Problem statement:
Set every record down verbatim and omit the pictures.

[Page and application data records]
*** Block opens ***

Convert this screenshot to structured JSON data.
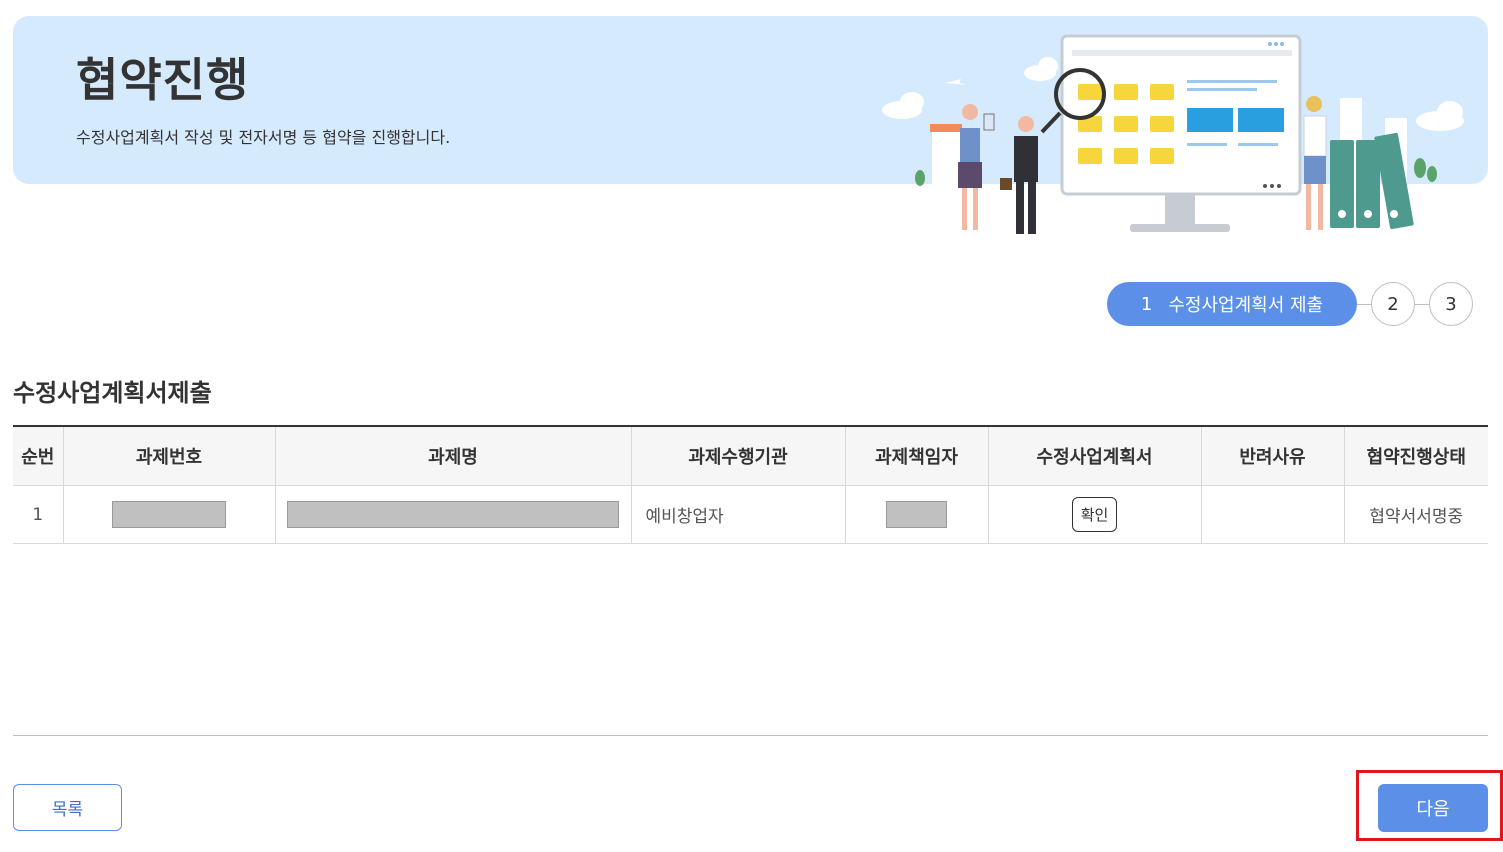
{
  "banner": {
    "title": "협약진행",
    "description": "수정사업계획서 작성 및 전자서명 등 협약을 진행합니다."
  },
  "steps": {
    "active": {
      "number": "1",
      "label": "수정사업계획서 제출"
    },
    "others": [
      "2",
      "3"
    ]
  },
  "section": {
    "title": "수정사업계획서제출"
  },
  "table": {
    "headers": [
      "순번",
      "과제번호",
      "과제명",
      "과제수행기관",
      "과제책임자",
      "수정사업계획서",
      "반려사유",
      "협약진행상태"
    ],
    "rows": [
      {
        "index": "1",
        "task_number": "",
        "task_name": "",
        "organization": "예비창업자",
        "manager": "",
        "plan_button": "확인",
        "reject_reason": "",
        "status": "협약서서명중"
      }
    ]
  },
  "buttons": {
    "list": "목록",
    "next": "다음"
  },
  "colors": {
    "accent": "#5b8fe8",
    "banner_bg": "#d6eafd",
    "highlight": "#e0161b"
  }
}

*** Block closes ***

Answer box:
Convert this screenshot to structured JSON data.
{
  "banner": {
    "title": "협약진행",
    "description": "수정사업계획서 작성 및 전자서명 등 협약을 진행합니다."
  },
  "steps": {
    "active": {
      "number": "1",
      "label": "수정사업계획서 제출"
    },
    "others": [
      "2",
      "3"
    ]
  },
  "section": {
    "title": "수정사업계획서제출"
  },
  "table": {
    "headers": [
      "순번",
      "과제번호",
      "과제명",
      "과제수행기관",
      "과제책임자",
      "수정사업계획서",
      "반려사유",
      "협약진행상태"
    ],
    "rows": [
      {
        "index": "1",
        "task_number": "",
        "task_name": "",
        "organization": "예비창업자",
        "manager": "",
        "plan_button": "확인",
        "reject_reason": "",
        "status": "협약서서명중"
      }
    ]
  },
  "buttons": {
    "list": "목록",
    "next": "다음"
  },
  "colors": {
    "accent": "#5b8fe8",
    "banner_bg": "#d6eafd",
    "highlight": "#e0161b"
  }
}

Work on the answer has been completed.